management
Plan quality
management
Manage qualityControl quality
Project resource
management
Plan resource
management
Estimate activity
resources
Acquire resources
Develop team
Manage team
Control resources
Project
communications
management
Plan communications
management
Manage
communications
Monitor communications
Project risk
management
Plan risk
management
Identify risks
Perform qualitative
risk analysis
Perform quantitative
risk analysis
Plan risk responses
Implement risk
responses
Monitor risks
Project
procurement
management
Plan procurement
management
Conduct
procurements
Control procurements
Project
stakeholder
management
Identify
stakeholders
Plan stakeholder
engagement
Manage
stakeholder
engagement
Monitor stakeholder
engagement

During the first week, all you need to do is understand the purpose of each process and the flow of them within a project lifecycle. And, it is to be noted that not all processes need to be implemented for all projects. The project manager will tailor the processes depending on the project requirements.

You can also look at creating flashcards, notes of definitions that will be useful while revising before the exam.

In the second week, start taking practice questions. One way to do them is using the Pocket Prep app for CAPM exam. I highly recommend the paid upgrade to the app, as it provides access to 800 questions across knowledge areas. If you don’t want to spend money, self-test after completing every knowledge area and identify your weaker sections.

While identifying weaker areas, you should continue to build notes on each processes and start finding patterns among them. Create a mind map, if required. At the end of week 2, you should be able to

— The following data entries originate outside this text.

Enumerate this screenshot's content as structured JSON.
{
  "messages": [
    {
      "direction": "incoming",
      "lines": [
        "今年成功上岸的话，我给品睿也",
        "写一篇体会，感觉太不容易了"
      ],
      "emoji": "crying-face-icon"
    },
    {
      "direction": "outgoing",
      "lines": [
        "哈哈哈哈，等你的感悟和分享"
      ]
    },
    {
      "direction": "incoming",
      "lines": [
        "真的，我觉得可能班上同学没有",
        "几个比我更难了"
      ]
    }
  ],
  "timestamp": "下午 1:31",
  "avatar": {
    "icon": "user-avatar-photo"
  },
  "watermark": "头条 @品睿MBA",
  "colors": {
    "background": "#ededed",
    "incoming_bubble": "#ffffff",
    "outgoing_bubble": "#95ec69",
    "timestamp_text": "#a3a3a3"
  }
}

  1. Identify all process groups, know their purpose
  2. Know your strong and weak knowledge areas
  3. Create a mind map of all processes

In the third week, take a practice test that simulates the exam environment. There are a lot of simulators, practice tests that are available at a click of a Google Search. The focus of this week is to get comfortable providing answers to multiple questions in a stretch, understand the nuances of each process in the project lifecycle, not learn anything from the scratch but rather working on strengthening your strong areas and building confidence in weaker sections.

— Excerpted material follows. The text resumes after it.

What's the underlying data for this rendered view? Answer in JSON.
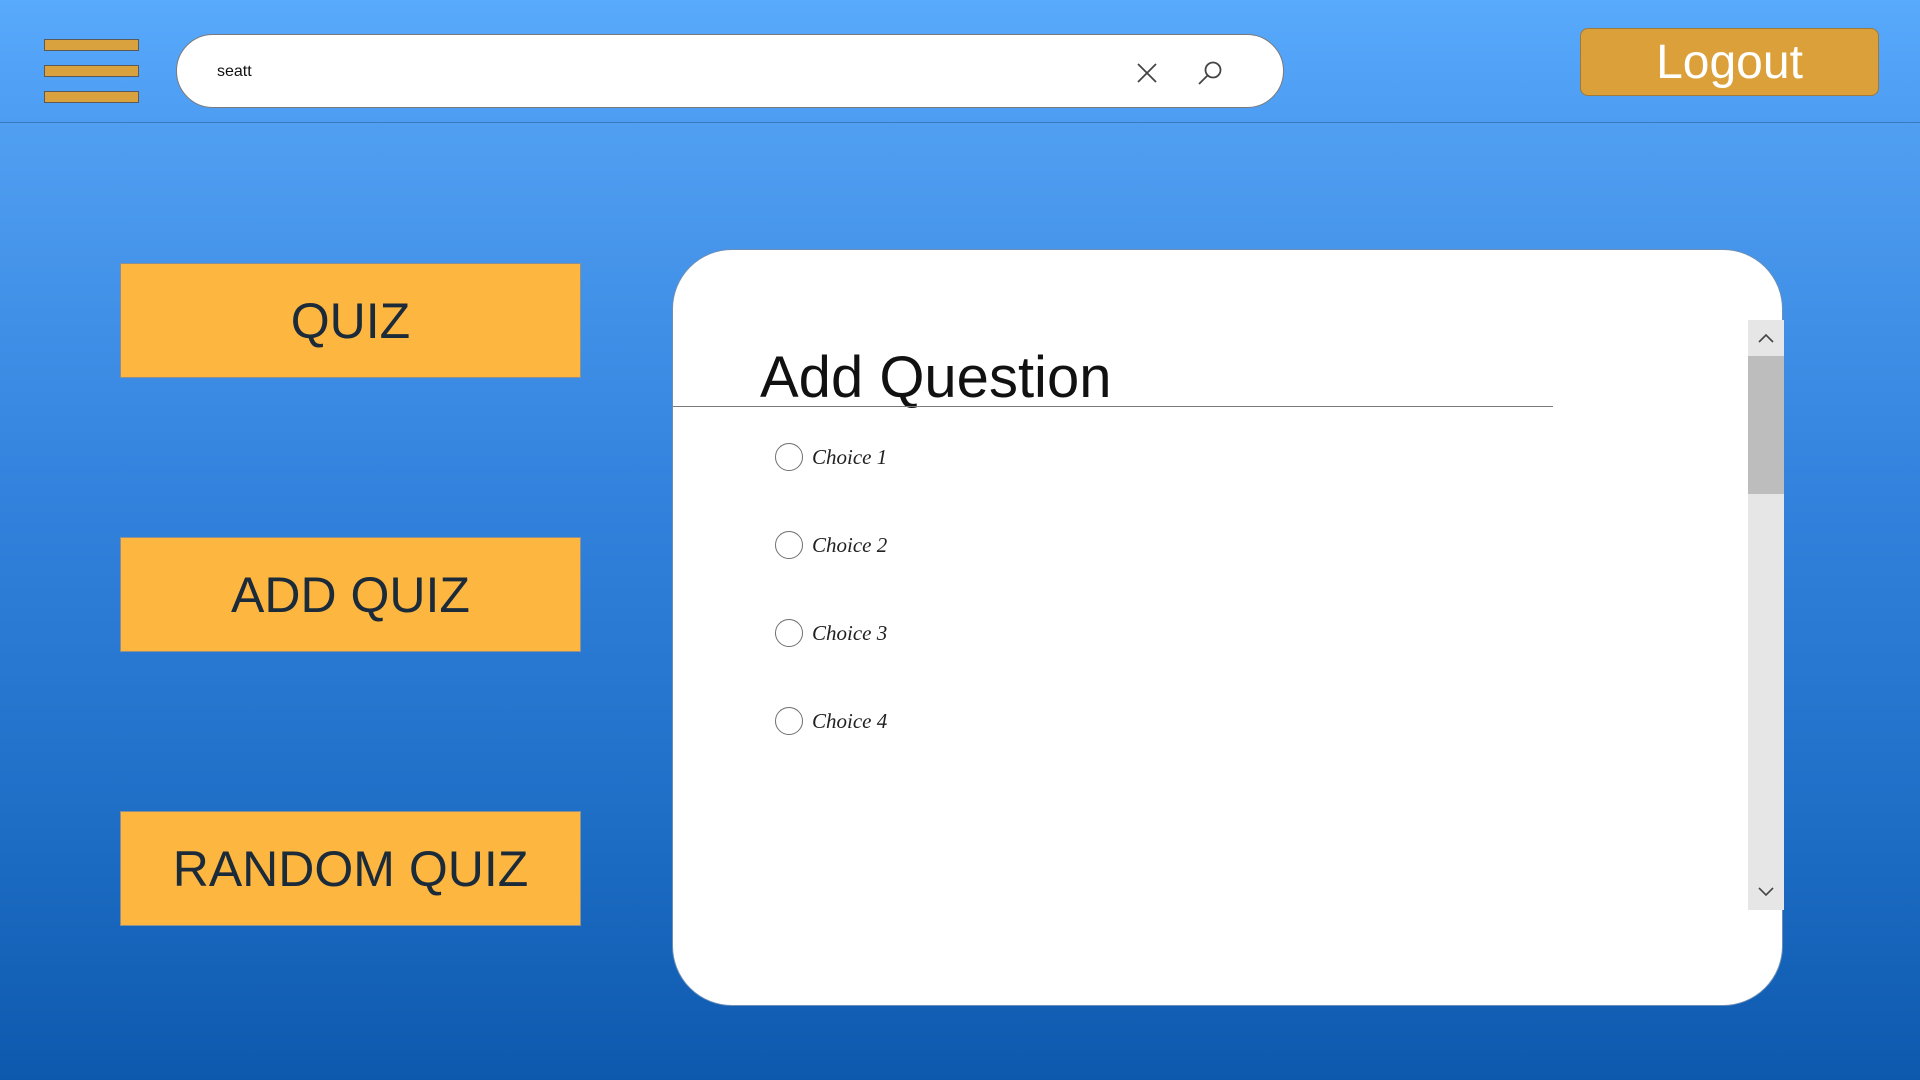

Here’s a quick checklist for your three-week CAPM study plan:

Prepare for CAPM Exam – three questions to ask

One of the main challenges you will face while preparing for the CAPM exam is the need to remember a lot of concepts. They can range from processes, definitions, formulae or diagrams. It is important to note that the exam is a test of your concepts – not memorization power.

Remember to ask yourself these questions when encountering new concepts:

  1. Why is it important?
  2. What do I need to remember in order to recollect this concept? (Creating signposts, labels that you can associate with that concept)
  3. Will I be able to teach this to my friend/parent/brother/anyone who has no initiation to the topic.

Once a concept these three tests, make sure to write it down. Writing it will reinforce the learning and will be super useful for last-minute readings.

Passing Score for the CAPM exam

The passing score for the CAPM exam is believed to be anywhere above 60%. However, PMI has never revealed any specific number regarding it. There are a total of 150 questions, including 15 ‘pre-test’ ones that don’t contribute to your overall score. These 15 questions help PMI test the difficulty level, suitability of them being used in future exams.

The best indicator that can tell you if you’re going to pass the exam is your practice score. If you’re getting over 70% in all of your CAPM practice tests, you should be able to clear the actual exam – again, depending on how close the simulation was to the actual one. I scored 65%, 72% and 74% in my mock CAPM exams.

The CAPM exam scorecard will list all the knowledge areas and grade you into three levels

  1. Below target
  2. Target
  3. Above target

Here’s an example:

That’s it! You have all the necessary tools to ace the exam. Remember, it’s about quality of study over the number of hours you put in. This three week-plan should help you clear the CAPM with an ‘above target’ result with ease. I wish you all the best in your journey and success.

2 thoughts on “How to Prepare for the CAPM Exam

Leave a Reply

Your email address will not be published.